On the night of February 9th, 2016, L.A. film producer Ross Putman started a Twitter account with the username @femscriptintros. Mere days later, he has 56 thousand followers. Why? Because he tweets ridiculously sexist introductions for female characters (changing their names to 'JANE') in real scripts. Every single one, in some way, refers to the woman's superficial appearance with usually no mention of the character's personality.
This is his first tweet:
What I love about this one, is the implication that women athletes are not attractive, especially in jeans. As if somehow playing sports and wearing jeans cause women to be too masculine. I'm sorry, did my grandmother, who was born in 1925, write this script?
Some other good ones are as follows:
(Some of the comments hilariously help to clarify the insanity:
@EmilyCello - "big bed"'is important. Small bed really would have ruined it."
This one's great isn't it? Dissing models and women who aren't models all in the same sentence. There must be some kind of award for slyly insulting half of the entire population in a matter of 14 words.
This has got to be my favorite so far, it's worse than the athlete one. Now apparently women can't be professionals and care about their appearance at the same time. So, I'm confused. If I show up to work looking like a slob, does that mean I'm actually being professional? Aahhh, now I get it. No wonder everyone at work thinks I'm a slacker, my appearance is too polished.
Now this is all well and good, and I'm so glad that word is getting out about the sexism that still happens in today's world. However, as Teresa Jusino fabulously points out in her article titled, "Ross Putman’s @Femscriptintros is Great, But Let’s Talk About the Women Who Came Before Him," others have done this before. WOMEN have been bringing the problem of sexism in scripts and casting calls for years, forever being ignored and ridiculed. When women point out these problems, they're "bitches," but when a man points them out, he's progressive and a hero and people suddenly start paying attention.
I also love how Jusino's article points out the similarities between the daily battles women face and the daily battles minorities face. There always seems to be 2 different anthropology fights happening in the world: the fight for equality for women and the fight for equality for minorities. Why can't it all be one fight?
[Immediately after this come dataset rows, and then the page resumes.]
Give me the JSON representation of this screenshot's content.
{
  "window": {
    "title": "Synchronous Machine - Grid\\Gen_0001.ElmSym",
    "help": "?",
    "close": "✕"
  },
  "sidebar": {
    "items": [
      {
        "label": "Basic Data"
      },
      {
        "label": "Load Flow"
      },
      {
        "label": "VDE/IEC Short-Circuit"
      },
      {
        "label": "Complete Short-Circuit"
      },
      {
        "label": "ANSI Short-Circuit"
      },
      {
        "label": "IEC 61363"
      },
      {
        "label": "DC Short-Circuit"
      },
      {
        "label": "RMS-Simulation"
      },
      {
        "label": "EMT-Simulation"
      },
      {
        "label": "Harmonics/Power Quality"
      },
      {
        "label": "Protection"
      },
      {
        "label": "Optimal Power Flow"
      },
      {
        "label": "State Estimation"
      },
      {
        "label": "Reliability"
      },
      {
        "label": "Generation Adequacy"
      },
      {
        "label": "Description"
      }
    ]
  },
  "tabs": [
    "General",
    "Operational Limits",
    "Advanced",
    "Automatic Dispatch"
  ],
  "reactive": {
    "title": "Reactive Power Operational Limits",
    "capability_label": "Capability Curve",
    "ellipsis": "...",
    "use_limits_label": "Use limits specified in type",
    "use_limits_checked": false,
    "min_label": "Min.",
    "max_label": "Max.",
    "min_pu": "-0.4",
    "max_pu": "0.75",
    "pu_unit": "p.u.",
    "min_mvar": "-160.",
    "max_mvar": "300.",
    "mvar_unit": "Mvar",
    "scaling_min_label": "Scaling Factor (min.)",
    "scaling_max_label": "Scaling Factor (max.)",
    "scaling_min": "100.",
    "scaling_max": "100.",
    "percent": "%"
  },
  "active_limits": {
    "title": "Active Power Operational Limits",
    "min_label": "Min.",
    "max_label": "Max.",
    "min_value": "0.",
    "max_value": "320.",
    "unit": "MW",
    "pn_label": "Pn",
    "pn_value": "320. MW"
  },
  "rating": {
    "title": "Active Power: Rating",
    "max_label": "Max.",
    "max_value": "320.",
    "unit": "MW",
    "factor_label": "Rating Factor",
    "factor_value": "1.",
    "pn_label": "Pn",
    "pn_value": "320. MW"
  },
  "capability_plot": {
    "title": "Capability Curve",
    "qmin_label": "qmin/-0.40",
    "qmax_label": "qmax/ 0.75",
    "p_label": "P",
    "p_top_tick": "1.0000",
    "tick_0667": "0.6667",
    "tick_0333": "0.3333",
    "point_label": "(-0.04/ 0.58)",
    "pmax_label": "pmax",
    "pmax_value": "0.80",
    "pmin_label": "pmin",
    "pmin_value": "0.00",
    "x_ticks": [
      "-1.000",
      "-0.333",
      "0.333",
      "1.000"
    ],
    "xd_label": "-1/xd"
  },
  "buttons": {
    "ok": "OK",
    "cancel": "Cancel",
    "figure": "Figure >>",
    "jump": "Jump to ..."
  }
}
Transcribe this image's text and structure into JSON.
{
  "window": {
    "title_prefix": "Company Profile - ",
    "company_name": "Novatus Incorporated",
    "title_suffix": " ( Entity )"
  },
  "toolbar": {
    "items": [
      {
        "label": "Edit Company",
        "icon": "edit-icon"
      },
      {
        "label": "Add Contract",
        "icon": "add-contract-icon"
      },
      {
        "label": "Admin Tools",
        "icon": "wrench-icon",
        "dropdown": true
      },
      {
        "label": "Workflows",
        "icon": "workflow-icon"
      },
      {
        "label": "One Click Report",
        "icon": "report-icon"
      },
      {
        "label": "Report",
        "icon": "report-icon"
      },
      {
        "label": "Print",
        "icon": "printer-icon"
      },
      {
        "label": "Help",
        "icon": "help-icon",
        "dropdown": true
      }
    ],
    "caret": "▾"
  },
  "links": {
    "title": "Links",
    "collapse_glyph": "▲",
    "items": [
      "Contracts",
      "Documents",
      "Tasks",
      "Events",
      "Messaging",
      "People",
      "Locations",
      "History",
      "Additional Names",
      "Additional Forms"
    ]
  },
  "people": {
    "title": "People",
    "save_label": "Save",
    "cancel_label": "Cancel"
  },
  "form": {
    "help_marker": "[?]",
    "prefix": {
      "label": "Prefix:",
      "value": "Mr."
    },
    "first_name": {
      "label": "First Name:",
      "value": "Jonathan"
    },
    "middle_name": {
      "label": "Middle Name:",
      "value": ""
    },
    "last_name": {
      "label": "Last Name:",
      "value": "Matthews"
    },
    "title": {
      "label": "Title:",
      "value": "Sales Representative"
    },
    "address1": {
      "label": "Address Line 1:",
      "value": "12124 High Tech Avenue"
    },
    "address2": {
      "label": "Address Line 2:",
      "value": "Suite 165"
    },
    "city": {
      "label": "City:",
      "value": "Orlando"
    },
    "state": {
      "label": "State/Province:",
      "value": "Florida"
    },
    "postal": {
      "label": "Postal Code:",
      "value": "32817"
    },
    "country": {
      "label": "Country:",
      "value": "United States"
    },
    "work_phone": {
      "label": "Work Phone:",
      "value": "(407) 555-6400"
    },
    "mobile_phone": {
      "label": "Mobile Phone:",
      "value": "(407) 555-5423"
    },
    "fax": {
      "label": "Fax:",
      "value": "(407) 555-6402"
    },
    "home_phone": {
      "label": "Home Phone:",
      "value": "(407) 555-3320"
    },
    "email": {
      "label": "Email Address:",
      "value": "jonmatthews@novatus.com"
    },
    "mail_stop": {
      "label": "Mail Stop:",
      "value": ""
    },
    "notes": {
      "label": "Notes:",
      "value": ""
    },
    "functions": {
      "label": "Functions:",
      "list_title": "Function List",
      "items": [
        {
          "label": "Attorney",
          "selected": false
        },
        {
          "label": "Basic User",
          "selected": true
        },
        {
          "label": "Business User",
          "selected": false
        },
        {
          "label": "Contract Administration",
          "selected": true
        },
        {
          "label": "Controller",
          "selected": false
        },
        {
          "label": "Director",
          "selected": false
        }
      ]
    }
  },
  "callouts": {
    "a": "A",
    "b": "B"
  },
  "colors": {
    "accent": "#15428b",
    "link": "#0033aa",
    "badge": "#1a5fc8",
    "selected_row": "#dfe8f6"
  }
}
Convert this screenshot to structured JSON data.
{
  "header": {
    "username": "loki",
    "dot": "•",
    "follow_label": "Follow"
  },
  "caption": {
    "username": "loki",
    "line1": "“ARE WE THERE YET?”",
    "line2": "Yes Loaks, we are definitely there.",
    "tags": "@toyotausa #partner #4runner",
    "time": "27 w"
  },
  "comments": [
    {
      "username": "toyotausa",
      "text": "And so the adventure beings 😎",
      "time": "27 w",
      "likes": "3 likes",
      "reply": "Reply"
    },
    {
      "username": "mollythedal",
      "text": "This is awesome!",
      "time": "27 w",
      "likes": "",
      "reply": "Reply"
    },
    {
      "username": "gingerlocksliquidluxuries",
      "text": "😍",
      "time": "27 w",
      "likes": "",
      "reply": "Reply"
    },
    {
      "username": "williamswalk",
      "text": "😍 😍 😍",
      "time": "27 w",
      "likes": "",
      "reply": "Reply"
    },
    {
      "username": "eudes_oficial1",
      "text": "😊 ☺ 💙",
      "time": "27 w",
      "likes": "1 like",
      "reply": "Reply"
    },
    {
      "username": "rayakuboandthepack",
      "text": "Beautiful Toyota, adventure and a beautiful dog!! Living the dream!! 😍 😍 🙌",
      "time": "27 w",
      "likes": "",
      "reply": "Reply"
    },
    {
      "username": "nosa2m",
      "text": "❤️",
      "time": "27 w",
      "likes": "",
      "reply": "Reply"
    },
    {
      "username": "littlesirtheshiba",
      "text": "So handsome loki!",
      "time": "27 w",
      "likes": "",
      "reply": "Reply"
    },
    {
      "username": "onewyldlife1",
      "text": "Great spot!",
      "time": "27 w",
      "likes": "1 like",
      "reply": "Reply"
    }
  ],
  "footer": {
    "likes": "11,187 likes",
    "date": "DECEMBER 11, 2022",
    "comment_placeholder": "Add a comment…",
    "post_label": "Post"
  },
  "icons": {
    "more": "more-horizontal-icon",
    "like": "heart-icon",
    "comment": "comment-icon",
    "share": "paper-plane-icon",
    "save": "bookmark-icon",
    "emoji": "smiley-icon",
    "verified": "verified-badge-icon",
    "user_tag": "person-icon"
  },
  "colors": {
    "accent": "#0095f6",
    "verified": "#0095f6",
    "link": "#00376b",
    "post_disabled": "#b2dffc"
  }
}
EQUALITY FOR ALL.
Are social media accounts like Ross Putnam's enough for tackling these daily encounters with discrimination? Or should Hollywood and the world be doing more to combat and eliminate these problems?